Eye Candy: Visual merchandising @ your library for the Prince Edward Island Public Library Service
Visual Merchandising @ your Library
Alexandra Yarrow, A/Manager, Diversity &
Accessibility Services, Ottawa Public Library
• people in the library
• “to promote for or as if for sale.”
• “designing the packaging, [...] advertising, and
other sales promotion activities.”
- Elaine Stone
• “to produce eye-catching window displays that
grab the customers’ attention and encourage
them to shop.”
- Tony Morgan
Morgan, Tony. Window display new visual merchandising. London: Laurence King, 2010.
Stone, Elaine. "Fashion Marketing and Merchandising." Encyclopedia of Clothing and Fashion. Ed. Valerie Steele.
Vol. 2. Detroit: Charles Scribner's Sons, 2005. 57-58. Gale Virtual Reference Library. Web. 20 Apr. 2011.

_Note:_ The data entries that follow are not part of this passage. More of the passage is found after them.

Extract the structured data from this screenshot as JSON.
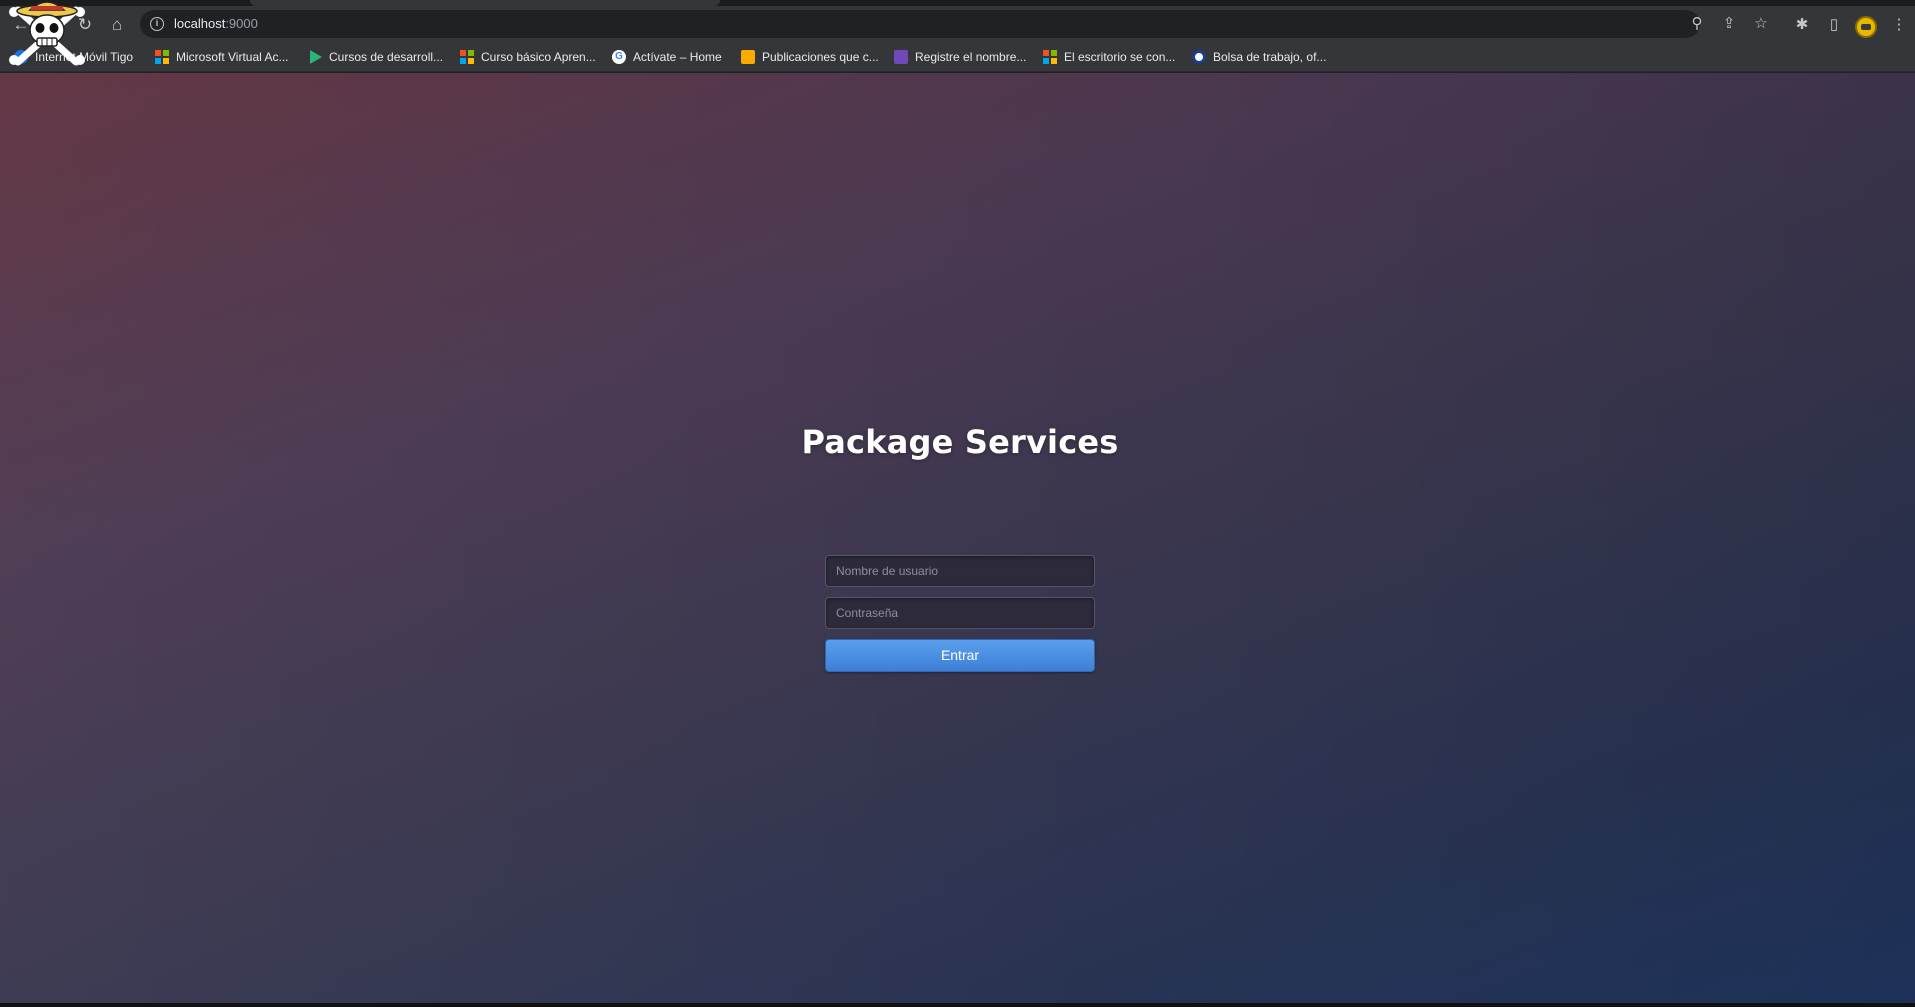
{
  "browser": {
    "url_host": "localhost",
    "url_port": ":9000",
    "bookmarks": [
      {
        "label": "Internet Móvil Tigo",
        "icon": "tigo-icon"
      },
      {
        "label": "Microsoft Virtual Ac...",
        "icon": "microsoft-icon"
      },
      {
        "label": "Cursos de desarroll...",
        "icon": "play-icon"
      },
      {
        "label": "Curso básico Apren...",
        "icon": "microsoft-icon"
      },
      {
        "label": "Actívate – Home",
        "icon": "google-icon"
      },
      {
        "label": "Publicaciones que c...",
        "icon": "publication-icon"
      },
      {
        "label": "Registre el nombre...",
        "icon": "form-icon"
      },
      {
        "label": "El escritorio se con...",
        "icon": "microsoft-icon"
      },
      {
        "label": "Bolsa de trabajo, of...",
        "icon": "bolsa-icon"
      }
    ]
  },
  "login": {
    "title": "Package Services",
    "username_placeholder": "Nombre de usuario",
    "password_placeholder": "Contraseña",
    "submit_label": "Entrar"
  },
  "colors": {
    "button": "#4a8fe3",
    "background_left": "#5f3140",
    "background_right": "#1f3560"
  }
}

Flickr, under creative commons license, http://www.flickr.com/photos/jjprojects/3202231017/sizes/l/in/photostream/
photo by jjprojects

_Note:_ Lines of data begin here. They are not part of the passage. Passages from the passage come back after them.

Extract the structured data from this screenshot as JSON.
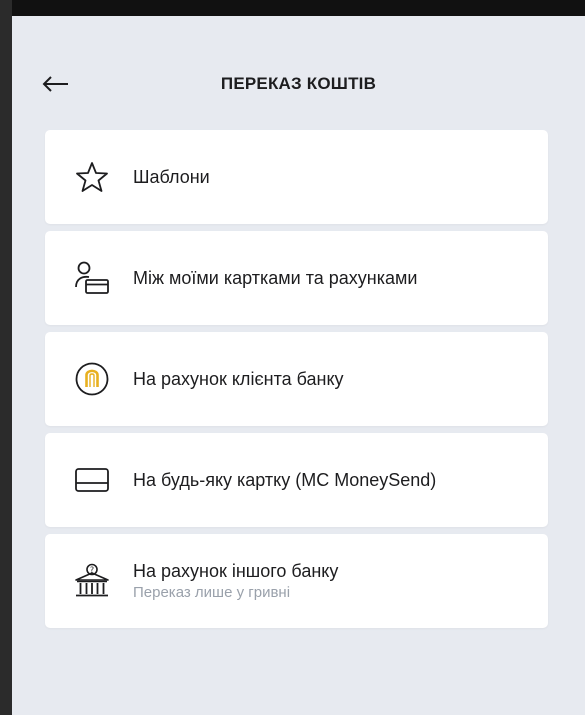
{
  "header": {
    "title": "ПЕРЕКАЗ КОШТІВ",
    "back_icon": "arrow-left-icon"
  },
  "menu": {
    "items": [
      {
        "label": "Шаблони",
        "icon": "star-icon"
      },
      {
        "label": "Між моїми картками та рахунками",
        "icon": "user-card-icon"
      },
      {
        "label": "На рахунок клієнта банку",
        "icon": "bank-client-icon"
      },
      {
        "label": "На будь-яку картку (MC MoneySend)",
        "icon": "card-icon"
      },
      {
        "label": "На рахунок іншого банку",
        "sublabel": "Переказ лише у гривні",
        "icon": "bank-building-icon"
      }
    ]
  },
  "colors": {
    "background": "#e7eaf0",
    "card": "#ffffff",
    "text": "#1d1d1f",
    "secondary_text": "#9aa1ab",
    "accent": "#e8b020"
  }
}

worth 1000 words
http://www.flickr.com/photos/spam/5467161015/in/photostream/ by Smath
an eye for it?
Stock.xchng, http://www.sxc.hu/browse.phtml?f=download&id=1024965, by Michael Lorenzo
• tell us about a display you have created

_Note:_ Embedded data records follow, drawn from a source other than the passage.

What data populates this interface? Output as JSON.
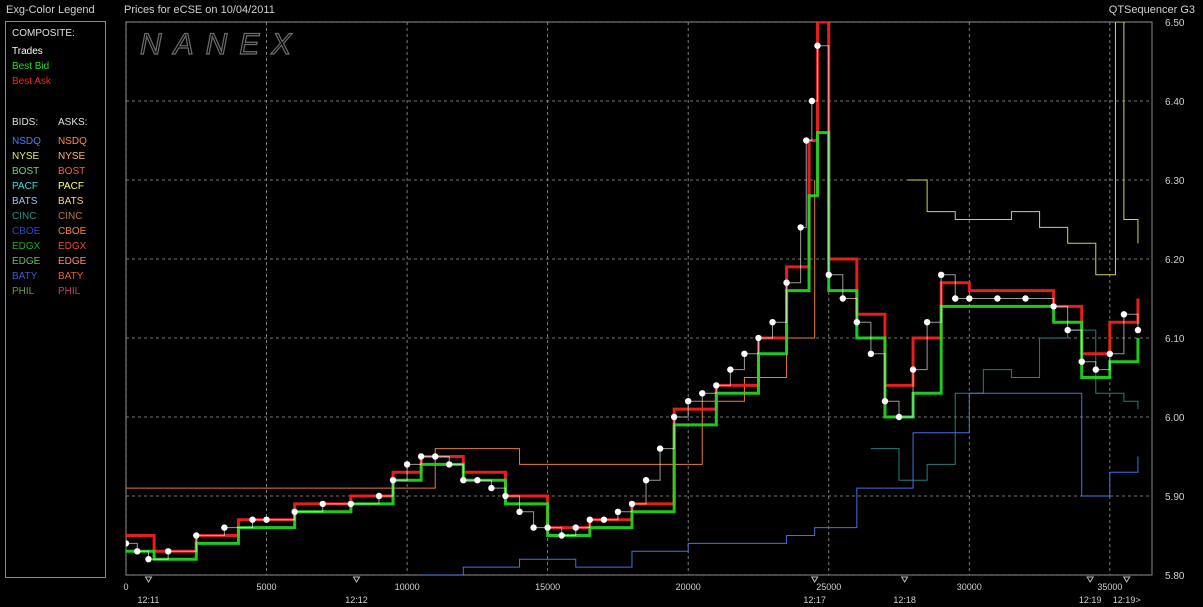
{
  "header": {
    "legend_title": "Exg-Color Legend",
    "chart_title": "Prices for  eCSE  on  10/04/2011",
    "app_name": "QTSequencer G3"
  },
  "legend": {
    "composite_label": "COMPOSITE:",
    "composite": [
      {
        "label": "Trades",
        "color": "#ffffff"
      },
      {
        "label": "Best Bid",
        "color": "#22dd22"
      },
      {
        "label": "Best Ask",
        "color": "#ff2020"
      }
    ],
    "bids_label": "BIDS:",
    "asks_label": "ASKS:",
    "bids": [
      {
        "label": "NSDQ",
        "color": "#4a7cff"
      },
      {
        "label": "NYSE",
        "color": "#e8e860"
      },
      {
        "label": "BOST",
        "color": "#66dd66"
      },
      {
        "label": "PACF",
        "color": "#30e0e0"
      },
      {
        "label": "BATS",
        "color": "#a0c0ff"
      },
      {
        "label": "CINC",
        "color": "#2a8c8c"
      },
      {
        "label": "CBOE",
        "color": "#2848c8"
      },
      {
        "label": "EDGX",
        "color": "#22aa22"
      },
      {
        "label": "EDGE",
        "color": "#66bb66"
      },
      {
        "label": "BATY",
        "color": "#3a5ad0"
      },
      {
        "label": "PHIL",
        "color": "#6a9a3a"
      }
    ],
    "asks": [
      {
        "label": "NSDQ",
        "color": "#ff8c3a"
      },
      {
        "label": "NYSE",
        "color": "#ffb070"
      },
      {
        "label": "BOST",
        "color": "#ff5a5a"
      },
      {
        "label": "PACF",
        "color": "#ffff60"
      },
      {
        "label": "BATS",
        "color": "#ffd080"
      },
      {
        "label": "CINC",
        "color": "#c07050"
      },
      {
        "label": "CBOE",
        "color": "#ff8040"
      },
      {
        "label": "EDGX",
        "color": "#e05030"
      },
      {
        "label": "EDGE",
        "color": "#ff9070"
      },
      {
        "label": "BATY",
        "color": "#e06040"
      },
      {
        "label": "PHIL",
        "color": "#c04070"
      }
    ]
  },
  "watermark": "NANEX",
  "chart_data": {
    "type": "line",
    "title": "Prices for  eCSE  on  10/04/2011",
    "xlabel": "",
    "ylabel": "",
    "xlim": [
      0,
      36500
    ],
    "ylim": [
      5.8,
      6.5
    ],
    "y_ticks": [
      "6.50",
      "6.40",
      "6.30",
      "6.20",
      "6.10",
      "6.00",
      "5.90",
      "5.80"
    ],
    "x_ticks": [
      "0",
      "5000",
      "10000",
      "15000",
      "20000",
      "25000",
      "30000",
      "35000"
    ],
    "time_ticks": [
      {
        "x": 800,
        "label": "12:11"
      },
      {
        "x": 8200,
        "label": "12:12"
      },
      {
        "x": 24500,
        "label": "12:17"
      },
      {
        "x": 27700,
        "label": "12:18"
      },
      {
        "x": 34300,
        "label": "12:19"
      },
      {
        "x": 35600,
        "label": "12:19>"
      }
    ],
    "grid": true,
    "series": [
      {
        "name": "Trades",
        "color": "#ffffff",
        "x": [
          0,
          400,
          800,
          1500,
          2500,
          3500,
          4500,
          5000,
          6000,
          7000,
          8000,
          9000,
          9500,
          10000,
          10500,
          11000,
          11500,
          12000,
          12500,
          13000,
          13500,
          14000,
          14500,
          15000,
          15500,
          16000,
          16500,
          17000,
          17500,
          18000,
          18500,
          19000,
          19500,
          20000,
          20500,
          21000,
          21500,
          22000,
          22500,
          23000,
          23500,
          24000,
          24200,
          24400,
          24600,
          25000,
          25500,
          26000,
          26500,
          27000,
          27500,
          28000,
          28500,
          29000,
          29500,
          30000,
          31000,
          32000,
          33000,
          33500,
          34000,
          34500,
          35000,
          35500,
          36000
        ],
        "y": [
          5.84,
          5.83,
          5.82,
          5.83,
          5.85,
          5.86,
          5.87,
          5.87,
          5.88,
          5.89,
          5.89,
          5.9,
          5.92,
          5.94,
          5.95,
          5.95,
          5.94,
          5.92,
          5.92,
          5.91,
          5.9,
          5.88,
          5.86,
          5.86,
          5.85,
          5.86,
          5.87,
          5.87,
          5.88,
          5.89,
          5.92,
          5.96,
          6.0,
          6.02,
          6.03,
          6.04,
          6.06,
          6.08,
          6.1,
          6.12,
          6.17,
          6.24,
          6.35,
          6.4,
          6.47,
          6.18,
          6.15,
          6.12,
          6.08,
          6.02,
          6.0,
          6.06,
          6.12,
          6.18,
          6.15,
          6.15,
          6.15,
          6.15,
          6.14,
          6.11,
          6.07,
          6.06,
          6.08,
          6.13,
          6.11
        ]
      },
      {
        "name": "Best Bid",
        "color": "#22dd22",
        "x": [
          0,
          1000,
          2500,
          4000,
          6000,
          8000,
          9500,
          10500,
          12000,
          13500,
          15000,
          16500,
          18000,
          19500,
          21000,
          22500,
          23500,
          24300,
          24600,
          25000,
          26000,
          27000,
          28000,
          29000,
          30000,
          31000,
          32000,
          33000,
          34000,
          35000,
          36000
        ],
        "y": [
          5.83,
          5.82,
          5.84,
          5.86,
          5.88,
          5.89,
          5.92,
          5.94,
          5.92,
          5.89,
          5.85,
          5.86,
          5.88,
          5.99,
          6.03,
          6.08,
          6.16,
          6.28,
          6.36,
          6.16,
          6.1,
          6.0,
          6.03,
          6.14,
          6.14,
          6.14,
          6.14,
          6.12,
          6.05,
          6.07,
          6.1
        ]
      },
      {
        "name": "Best Ask",
        "color": "#ff2020",
        "x": [
          0,
          1000,
          2500,
          4000,
          6000,
          8000,
          9500,
          10500,
          12000,
          13500,
          15000,
          16500,
          18000,
          19500,
          21000,
          22500,
          23500,
          24300,
          24600,
          25000,
          26000,
          27000,
          28000,
          29000,
          30000,
          31000,
          32000,
          33000,
          34000,
          35000,
          36000
        ],
        "y": [
          5.85,
          5.83,
          5.85,
          5.87,
          5.89,
          5.9,
          5.93,
          5.95,
          5.93,
          5.9,
          5.86,
          5.87,
          5.89,
          6.01,
          6.04,
          6.1,
          6.19,
          6.35,
          6.5,
          6.2,
          6.13,
          6.04,
          6.1,
          6.17,
          6.16,
          6.16,
          6.16,
          6.14,
          6.08,
          6.12,
          6.15
        ]
      },
      {
        "name": "NSDQ",
        "color": "#4a7cff",
        "x": [
          10500,
          12000,
          14000,
          16000,
          18000,
          20000,
          22000,
          23500,
          24500,
          26000,
          28000,
          30000,
          32000,
          34000,
          35000,
          36000
        ],
        "y": [
          5.8,
          5.81,
          5.82,
          5.81,
          5.83,
          5.84,
          5.84,
          5.85,
          5.86,
          5.91,
          5.98,
          6.03,
          6.03,
          5.9,
          5.93,
          5.95
        ]
      },
      {
        "name": "CINC",
        "color": "#2a8c8c",
        "x": [
          26500,
          27500,
          28500,
          29500,
          30500,
          31500,
          32500,
          33500,
          34500,
          35500,
          36000
        ],
        "y": [
          5.96,
          5.92,
          5.94,
          6.03,
          6.06,
          6.05,
          6.1,
          6.11,
          6.03,
          6.02,
          6.01
        ]
      },
      {
        "name": "NYSE",
        "color": "#e8e860",
        "x": [
          27800,
          28500,
          29500,
          30500,
          31500,
          32500,
          33500,
          34500,
          35200,
          35500,
          36000
        ],
        "y": [
          6.3,
          6.26,
          6.25,
          6.25,
          6.26,
          6.24,
          6.22,
          6.18,
          6.5,
          6.25,
          6.22
        ]
      },
      {
        "name": "NSDQ ask",
        "color": "#ff8c3a",
        "x": [
          0,
          5000,
          10000,
          11000,
          14000,
          14000,
          19500,
          20500,
          22000,
          23500,
          24500
        ],
        "y": [
          5.91,
          5.91,
          5.91,
          5.96,
          5.96,
          5.94,
          5.94,
          6.02,
          6.05,
          6.1,
          6.3
        ]
      }
    ]
  }
}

o what was the display objective?
o where was the display set up?
o who was your target audience?
o what, if any, signage did you use?
o how did you measure success?
o what would you do differently next time?
• maximize space
• split second opinions / satisfaction
• GASP principles
• book stores & other competitors
Flickr, under creative commons license, http://www.flickr.com/photos/theyoungthousands/384255089/sizes/m/in/photostream/ . Flickr
context: split second
people in the library
Stock.xchng, http://www.sxc.hu/browse.phtml?f=download&id=1118243, photo by iker
• where do you read? (places, eg. armchair, bed, staffroom, beach,
• when do you read? (time, eg. time of day, season)
• do you read every page or do you jump ahead?
• do you employ different strategies for different types of books?
• do you ever cheat and read the ending first? If so, what are the
• how far back can you go with your reading memories? (eg. what is
your earliest memory of reading or of books?)
• what else do you do when you read? (eg. cook, sunbathe)
• what did you read as a teenager for the “sexy bits?” (eg. what was
passed around class or had well-worn pages in the school library?)
• who do you talk to about your reading?
Tucker, Johnny. Retail desire:
design, display and visual
Switzerland: RotoVision, 2004
alta vista branch (renovation)
design and merchandising
• people are “extraordinarily responsive to and
articulate about their surroundings.”
• what can we conclude from this, given the variety of
people we serve?
Source: Lawson, Bryan. "Healing Architecture: For a long time, we have supposed that good design will improve patient well-being.
Now we have figures to prove it. Bryan Lawson reports on how patient treatment and behaviour improved with new architecture.
(Theory)." The Architectural Review 211.1261 (2002): 72+. Academic OneFile. Web. 4 July 2011.
design and merchandising
• variety of people = variety of spaces and options
• integrate technology everywhere
• consider traffic flow and touchpoints
• optimize “spaces between spaces”
Source: Sens, Thomas. "12 Major Trends in Library Design." Building Design & Construction 50.12 (2009): 38. Academic OneFile.
Web. 4 July 2011.
• track stats
o number of displays
o frequency changed
o books added
• track questions and feedback
o get desk staff involved
o review questions / comments
o look for ideas
what is the objective of this merchandising?
where is the display set up?
who do you think is the target audience?
what, if any, signage is used?
what images are conjured by the theme?
what recommendations can you make to add
visual merchandising aspects to this display?
“It is never a case of adding and adding until the window is
full. An effective display is installed with great attention to
visual balance, the use of focal points that aim to draw
the customer’s eye into the centre of the scheme and
then led the viewer through the contents of the window,
and the use of appropriate props that support the
product and build up the window scheme.”
- Tony Morgan
• brainstorm possible themes for the
library in general.
• brainstorm specific themes for niche
areas of your library.
end-of workshop “tax”:
at least 25% of your ideas should
be outside the box (i.e. the word
Christmas should not factor into
why use them?
to get ideas for your next staff meeting
to use as a guide when training new staff
to plan training opportunities for your team
as part of your own continuing education
• to plan evaluations of the skills of your team
• to provide the best service to your customers
tasks are clearly defined
design choices are clear
identify display areas
include rotation schedule
staffing needs / sustainability
build your brand / consistency
• contact us info
1. keep your friends close ... and your competitors
2. you never get a second chance to make a first
3. everything is an opportunity.
4. have policies and procedures that live and breathe
– and know them by heart.
5. don’t kid yourself: you are in sales.